Delivery giant UberEats has blocked an Auckland kava bar from using its platform, despite deciding to allow Kiwis to order alcohol on the popular app.
Auckland kava bar Four Shells, which opened in 2019, has made two attempts to get on the app and been rebuffed twice.
Todd Henry, who owns Four Shells with his wife 'Anau, told the Herald that the decision was "bizarre".
He said the bar, which also offers a takeaway service, first applied in 2019 and tried again in the wake of Uber Eats' decision to begin delivering alcohol.
On their first attempt, Uber Eats initially showed an interest in working with Four Shells before reversing its decision.
Correspondence seen by the Herald shows an Uber Eats representative expressing enthusiasm for the idea before replying to say the process had "hit a roadblock with our compliance team".
"The decision is that kava is not currently sold on our platform in ANZ," the representative said.
When Four Shells questioned the decision, citing Uber Eats' allowing delivery of kava in other markets and asking what "the legal basis for discriminating against Pasifika foods is", emails from the tech giant dried up.
Henry questioned whether the delivery giant was applying Australian law to New Zealand.
Laws around the drink are much more restrictive across the Tasman, where the import, advertising and sale of kava is strictly controlled.
Henry said he had accepted their first rejection in the wider context of UberEats' refusal to deliver alcohol but in light of their decision to deliver that product he was disappointed by being denied again.
"We know all of the social problems are caused by alcohol. How can they justify not considering kava when it's completely different?" said Henry.
Henry told the Herald that, during level 3 lockdown, they had remained open for contactless takeaway and offered a delivery service that had formed a "pretty substantial" part of the business.
He revealed that they frequently delivered to Managed Isolation facilities, where there was initially some questions asked but it was "never an issue".
He said they wanted Uber Eats as an option to reach more customers and doing deliveries full-time wasn't practical for the small business.
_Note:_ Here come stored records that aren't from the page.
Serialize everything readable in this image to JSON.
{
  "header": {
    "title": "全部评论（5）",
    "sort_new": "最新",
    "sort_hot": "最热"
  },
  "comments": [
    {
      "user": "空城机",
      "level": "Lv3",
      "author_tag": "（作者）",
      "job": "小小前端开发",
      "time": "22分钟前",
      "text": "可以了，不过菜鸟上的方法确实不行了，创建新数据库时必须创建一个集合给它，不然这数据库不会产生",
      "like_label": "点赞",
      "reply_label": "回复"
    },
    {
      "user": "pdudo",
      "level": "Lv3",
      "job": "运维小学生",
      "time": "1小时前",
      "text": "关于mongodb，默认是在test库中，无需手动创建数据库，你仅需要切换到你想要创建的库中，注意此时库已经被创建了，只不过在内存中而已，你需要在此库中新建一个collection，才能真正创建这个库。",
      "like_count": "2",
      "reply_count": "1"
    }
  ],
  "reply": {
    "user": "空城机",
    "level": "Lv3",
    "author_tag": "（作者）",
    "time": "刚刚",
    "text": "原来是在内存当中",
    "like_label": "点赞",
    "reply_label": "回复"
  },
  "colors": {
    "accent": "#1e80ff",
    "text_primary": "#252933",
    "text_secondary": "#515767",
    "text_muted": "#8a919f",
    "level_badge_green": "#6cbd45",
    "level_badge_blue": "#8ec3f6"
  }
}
In response to enquiries from the Herald, an Uber Eats spokesperson said that they were aware of the situation and would be reviewing their guidelines.
Henry said many New Zealanders remained "closed-off" to kava.
"We see people come in all the time with all these misconceptions about kava," he added, saying international visitors were regularly surprised by the reluctance of Kiwis of non-Pasifika descent to embrace the drink.
He said he had seen people who came into the bar quickly have their minds changed on kava, which he said many people still thought of as "illicit".
The drink, made from the roots of the Piper methysticum plant, has a long history of use in the Pacific and differing kava cultures can be found across islands in Polynesia, Melanesia and Micronesia.
The drink has been growing in popularity across New Zealand in recent years and is increasingly consumed in non-traditional settings.
It is entirely legal in New Zealand, regulated as a food under the Food Standards Code.
The legal standing of the drink has been further solidified by a recent decision by an international food standards body.
The Codex Alimentarius Commission last year established that the root, when mixed with water, was legally a drink and the decision allows countries across the world to trade kava drinks.